The top half of the Simpson is above ground and holes for bolts and nuts to go through to hold the post in place. So if you want it to be portable or something, you will eventually just have to grab it by the stake or the concrete to move it around. Use a gravel bed for the footer, it allows drainage and doesn’t retain water that can wick up the endgrain of the post. The author covered both concrete and compact dirt/rock footers for wooden fences. I saw some homeowners building some pergola/fence and they used gravel in the holes instead of concrete. I live in NH just as you do, so digging a hole 3′ deep and trying to remove concrete is terrible.
I would place the post in the hole, back fill it with a small amount of soil or stone, tamp the post level and then back fill the rest of the hole with cement. Roughly measure the steepest slope that your fence must span (measure the rise for each horizontal foot) and ask your fence supplier for advice. The earth itself can serve as the form for concrete, or you can set the post in a large cardboard tube.

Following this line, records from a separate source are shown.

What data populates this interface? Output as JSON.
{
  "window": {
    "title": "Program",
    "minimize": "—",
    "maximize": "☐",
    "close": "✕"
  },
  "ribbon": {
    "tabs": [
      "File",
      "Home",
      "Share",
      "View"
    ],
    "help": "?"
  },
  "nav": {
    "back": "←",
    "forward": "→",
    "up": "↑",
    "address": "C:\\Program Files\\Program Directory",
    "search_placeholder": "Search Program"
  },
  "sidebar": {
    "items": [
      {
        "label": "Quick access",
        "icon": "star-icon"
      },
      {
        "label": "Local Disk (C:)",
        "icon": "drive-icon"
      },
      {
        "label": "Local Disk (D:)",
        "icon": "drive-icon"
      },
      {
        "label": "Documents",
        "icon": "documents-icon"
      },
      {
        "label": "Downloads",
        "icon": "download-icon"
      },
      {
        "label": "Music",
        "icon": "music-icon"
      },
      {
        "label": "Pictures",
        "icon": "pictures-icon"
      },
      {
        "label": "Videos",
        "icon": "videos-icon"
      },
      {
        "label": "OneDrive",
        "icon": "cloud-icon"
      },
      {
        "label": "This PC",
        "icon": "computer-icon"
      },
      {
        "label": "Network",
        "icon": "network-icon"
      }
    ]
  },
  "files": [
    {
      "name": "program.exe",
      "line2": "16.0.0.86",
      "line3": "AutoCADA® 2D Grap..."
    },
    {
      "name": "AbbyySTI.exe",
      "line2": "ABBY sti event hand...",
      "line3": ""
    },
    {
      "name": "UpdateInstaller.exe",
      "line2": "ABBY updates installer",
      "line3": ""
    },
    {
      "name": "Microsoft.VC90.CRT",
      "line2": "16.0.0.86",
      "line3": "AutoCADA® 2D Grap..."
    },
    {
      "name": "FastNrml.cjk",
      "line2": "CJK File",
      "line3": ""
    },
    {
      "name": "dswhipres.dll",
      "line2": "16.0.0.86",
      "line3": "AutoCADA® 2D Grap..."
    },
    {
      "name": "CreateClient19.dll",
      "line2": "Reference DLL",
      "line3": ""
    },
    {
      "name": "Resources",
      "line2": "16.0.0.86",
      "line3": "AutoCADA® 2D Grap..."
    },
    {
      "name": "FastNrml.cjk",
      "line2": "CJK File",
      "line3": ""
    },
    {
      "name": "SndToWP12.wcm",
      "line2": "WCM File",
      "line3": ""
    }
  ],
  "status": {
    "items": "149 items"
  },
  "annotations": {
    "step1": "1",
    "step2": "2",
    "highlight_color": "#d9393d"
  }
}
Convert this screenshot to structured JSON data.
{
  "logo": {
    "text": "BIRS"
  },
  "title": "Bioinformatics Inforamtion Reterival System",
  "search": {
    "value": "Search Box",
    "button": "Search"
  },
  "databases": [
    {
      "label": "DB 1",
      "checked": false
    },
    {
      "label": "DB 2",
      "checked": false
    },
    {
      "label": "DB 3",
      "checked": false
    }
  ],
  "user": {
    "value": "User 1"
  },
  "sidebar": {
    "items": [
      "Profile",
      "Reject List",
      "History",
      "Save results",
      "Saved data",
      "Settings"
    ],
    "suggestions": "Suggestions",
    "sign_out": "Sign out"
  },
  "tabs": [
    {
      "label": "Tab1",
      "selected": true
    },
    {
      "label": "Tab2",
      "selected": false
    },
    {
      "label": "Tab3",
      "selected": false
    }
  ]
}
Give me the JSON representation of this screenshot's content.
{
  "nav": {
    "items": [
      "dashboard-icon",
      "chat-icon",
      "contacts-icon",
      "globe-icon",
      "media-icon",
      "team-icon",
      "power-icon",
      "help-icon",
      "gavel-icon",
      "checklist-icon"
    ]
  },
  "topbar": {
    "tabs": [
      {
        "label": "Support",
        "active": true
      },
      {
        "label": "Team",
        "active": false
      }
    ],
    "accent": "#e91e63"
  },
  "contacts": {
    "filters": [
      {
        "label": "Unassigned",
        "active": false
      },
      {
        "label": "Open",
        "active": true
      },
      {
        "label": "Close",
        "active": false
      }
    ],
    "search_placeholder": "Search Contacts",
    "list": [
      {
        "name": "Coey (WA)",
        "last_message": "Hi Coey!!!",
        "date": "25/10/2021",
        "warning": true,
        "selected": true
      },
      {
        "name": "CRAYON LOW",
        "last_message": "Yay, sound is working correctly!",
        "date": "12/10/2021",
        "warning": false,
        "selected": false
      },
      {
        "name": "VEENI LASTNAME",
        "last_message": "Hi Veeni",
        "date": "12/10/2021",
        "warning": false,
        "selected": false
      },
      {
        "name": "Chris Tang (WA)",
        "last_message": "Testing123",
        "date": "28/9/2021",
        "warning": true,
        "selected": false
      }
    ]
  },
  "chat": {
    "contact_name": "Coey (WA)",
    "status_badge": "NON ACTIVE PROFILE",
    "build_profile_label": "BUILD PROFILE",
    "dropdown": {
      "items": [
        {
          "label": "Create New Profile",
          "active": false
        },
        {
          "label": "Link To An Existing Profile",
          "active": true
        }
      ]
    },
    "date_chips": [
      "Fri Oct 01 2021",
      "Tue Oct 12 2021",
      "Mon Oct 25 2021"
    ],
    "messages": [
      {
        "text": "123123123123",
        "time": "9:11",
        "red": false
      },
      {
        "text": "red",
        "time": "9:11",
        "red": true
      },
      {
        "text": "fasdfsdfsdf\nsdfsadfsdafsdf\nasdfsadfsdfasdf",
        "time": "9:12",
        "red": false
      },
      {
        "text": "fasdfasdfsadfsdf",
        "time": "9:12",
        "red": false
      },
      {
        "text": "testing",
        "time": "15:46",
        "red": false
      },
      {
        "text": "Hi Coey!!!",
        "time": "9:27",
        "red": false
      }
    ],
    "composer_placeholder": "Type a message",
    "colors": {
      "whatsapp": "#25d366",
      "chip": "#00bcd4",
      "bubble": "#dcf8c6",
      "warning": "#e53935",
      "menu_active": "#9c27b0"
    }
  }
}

I am concerned about the metal brackets having enough support on the axis perpendicular to the fence line.
The post can be set in a hole that is partially filled with concrete, then topped off with soil or gravel or, for even greater stability, the hole can be filled to the top with concrete. Once you’re down to the dirt, use post hole diggers and go another foot or so into the dirt. Allowing concrete into any rail could eventually cause that rail to sag from the weight.
As I said before, this eccentric load is also actively working to overturn the cantivlevered posts and results in much larger moment and shear values than most simple post and beam structures. In your case, the posts are already set, so adding concrete won’t make the drainage any better or worse. Pour up to one gallon of water into the hole until is soaks into the QUIKRETE Fast Setting Concrete Mix and allow the concrete to set for 20 to 40 minutes. Post bases do not provide adequate resistance to prevent members from rotating about the base and therefore are not recommended for non top-supported installations (such as fences or unbraced carports).
If we’d had concrete I suspect more would have broken, and we would have been unable easily reset any that had titled (granted fewer might have tilted but that energy had to go somewhere, hence the assumption about more broken posts). Keep in mind that you will need to remove the bottom of the sleeve or moisture/ water will trapped in a fence post application. During installation of your new fence you will find it easier to start at the top of any slope and work down hill.
Setting them in concrete was the standard way, I thought…. As you also mention, build up the concrete at the top and add a downward-cone taper so that water runs off and away from the wood. Concrete gravel boards that are used with morticed posts for closeboard fencing are attached using metal two pin push-in cleats. YES you must brace the end posts-this is a tension fence-same kind of idea if you did a wire, or wire mesh tension fence (which I would assume every fence installer is familar with??).
Ironically many concrete manufactures recommend poor installation methods, and common old school methods die-hard. A hole filled with concrete keeps the post straight, and a narrow trench from the house carries the wiring – you could do that all in a day, as This Old House technical editor Mark Powers shows here. In order to increase the life expectancy of the post, it is recommended to use post anchors that are above ground, such as a galvanized metal post support. Set the post in the hole, check the sides with a level and adjust the post until it is plumb.